There are two good and easy ways you can use life insurance to fund your giving.  If you have a paid-up (or cash value) life insurance policy that you no longer need for its intended purpose (e.g., your children are grown, your spouse is pre-deceased, or tax laws have changed), you can give the policy to a fund at the Foundation.  The policy will be cashed in, and you can use the proceeds to make grants to charities you recommend immediately.  Or, you can make life insurance part of your estate planning by naming the Foundation as a partial and/or contingent beneficiary of an insurance policy’s death benefit. If one or more of their primary beneficiaries predecease you, their share can go directly into a fund you establish.


  • When you make an immediate gift of an insurance policy, you may claim an income tax deduction based on the policy’s current value. The Foundation can cash in the policy and have proceeds go directly into the fund you establish. Or, you can convert the assets of the policy into a charitable remainder trust.
  • You reduce estate taxes since the value of the policy is removed from your estate.
  • Naming the Foundation as the beneficiary or contingent beneficiary of your life insurance enables you to protect your loved ones while providing for the causes you care about if the policy’s beneficiaries predecease you.
  • You remove an unneeded asset from your estate—without affecting your income.

Or, you may choose to include the Foundation in your Estate Planning through the following means:

Charitable remainder trusts allow you to receive income (or provide income for another person) with the knowledge that the funds remaining when the trust terminates will be used to support your charitable interests.

Charitable Lead Trusts enable you to make significant charitable gifts in the near term while transferring substantial assets to beneficiaries, who may benefit from significantly lowered gift and estate taxes.

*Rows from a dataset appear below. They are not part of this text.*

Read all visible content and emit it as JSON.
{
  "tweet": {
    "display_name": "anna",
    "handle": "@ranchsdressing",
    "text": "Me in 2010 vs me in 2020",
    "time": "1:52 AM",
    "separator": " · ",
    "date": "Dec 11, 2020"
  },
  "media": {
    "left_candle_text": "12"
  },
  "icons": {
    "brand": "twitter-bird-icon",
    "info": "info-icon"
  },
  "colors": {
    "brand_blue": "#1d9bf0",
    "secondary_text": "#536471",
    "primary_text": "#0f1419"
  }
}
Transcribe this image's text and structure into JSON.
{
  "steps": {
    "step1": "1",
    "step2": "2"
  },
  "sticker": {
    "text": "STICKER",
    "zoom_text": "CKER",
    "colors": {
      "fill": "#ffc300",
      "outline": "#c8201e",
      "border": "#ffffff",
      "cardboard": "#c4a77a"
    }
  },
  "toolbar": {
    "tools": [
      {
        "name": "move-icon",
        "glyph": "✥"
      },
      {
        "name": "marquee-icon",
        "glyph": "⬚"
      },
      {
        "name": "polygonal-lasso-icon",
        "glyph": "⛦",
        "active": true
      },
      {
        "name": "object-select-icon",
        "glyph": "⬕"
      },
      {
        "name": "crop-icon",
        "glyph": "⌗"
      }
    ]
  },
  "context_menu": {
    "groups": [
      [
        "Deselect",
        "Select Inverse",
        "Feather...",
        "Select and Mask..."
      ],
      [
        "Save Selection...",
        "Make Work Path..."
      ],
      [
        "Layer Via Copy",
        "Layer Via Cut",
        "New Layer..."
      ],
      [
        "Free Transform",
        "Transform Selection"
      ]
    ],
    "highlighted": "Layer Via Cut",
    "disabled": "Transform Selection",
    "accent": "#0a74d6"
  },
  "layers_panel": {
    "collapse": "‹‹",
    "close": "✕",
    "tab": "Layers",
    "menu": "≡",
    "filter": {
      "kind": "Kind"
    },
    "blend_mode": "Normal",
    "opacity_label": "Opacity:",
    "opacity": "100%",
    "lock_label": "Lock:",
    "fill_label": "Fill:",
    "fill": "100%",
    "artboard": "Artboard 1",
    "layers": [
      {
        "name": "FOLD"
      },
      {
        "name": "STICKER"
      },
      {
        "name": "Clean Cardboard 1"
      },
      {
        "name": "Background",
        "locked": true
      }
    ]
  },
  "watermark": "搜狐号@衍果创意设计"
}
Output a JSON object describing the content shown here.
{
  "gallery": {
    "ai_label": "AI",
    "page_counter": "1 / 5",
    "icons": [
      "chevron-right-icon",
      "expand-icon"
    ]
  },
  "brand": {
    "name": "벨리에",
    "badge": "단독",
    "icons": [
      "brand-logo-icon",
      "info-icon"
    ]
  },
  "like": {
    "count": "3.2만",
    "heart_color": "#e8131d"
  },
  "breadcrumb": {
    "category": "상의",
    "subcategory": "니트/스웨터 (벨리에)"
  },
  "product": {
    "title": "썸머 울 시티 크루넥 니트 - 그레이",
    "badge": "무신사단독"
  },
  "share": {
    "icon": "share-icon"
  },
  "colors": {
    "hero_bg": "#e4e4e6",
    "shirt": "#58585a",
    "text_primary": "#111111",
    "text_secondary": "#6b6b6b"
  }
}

Retained Life Estates ensure that you or another person have lifetime security in a home they have given to the Foundation as a charitable contribution.


Select a name for your fund

You can use your name, your family name, the name of a family member or a favorite cause, or choose a name that allows you to remain anonymous. Examples:

  • John and Jane Doe Family Fund
  • John Doe Memorial Fund
  • Doe Family Fund
  • Jane Doe for Higher Education Fund
  • Jane Doe Fund for Nursing Education
  • Friends of Higher Education Fund
  • Doe Family Education Initiative
  • Jane Doe Endowment Fund
  • Doe Administrative Fund
  • Doe Family Charitable Fund
  • Operation High Hopes Fund
  • Round Rock Charitable Endowment Fund
  • Doe Corporation Fund


Determine fund advisors

Depending on the type of fund you establish, you may designate current fund advisors such as yourself and spouse, and successor advisors such as your children.


Complete a simple governing document

 If you have the answers to the four questions below, you’re ready to go! The staff will help you to complete a simple document that incorporates all the specifics you have determined based on the options above.

  • What type of fund best suits your needs?
  • What type of asset will you be donating?
  • What will you name your fund?
  • If you are setting up a donor-advised fund, who will be the designated advisors?


Enjoy giving through your fund

 Once your fund is established you can:

  • Add to the fund at any time in any dollar amount.
  • Specify how grant disbursements are to be acknowledged – whether in the name of the fund or anonymously.
  • If you’ve established a donor advised fund you may recommend distributions to charities, locally or throughout the United States.

All information regarding tax advantages, etc. is deemed reliable but is not guaranteed as it may not pertain to your specific situation. A review by your accountant, lawyer or other professional will determine the overall effect of any financial decision you may be considering.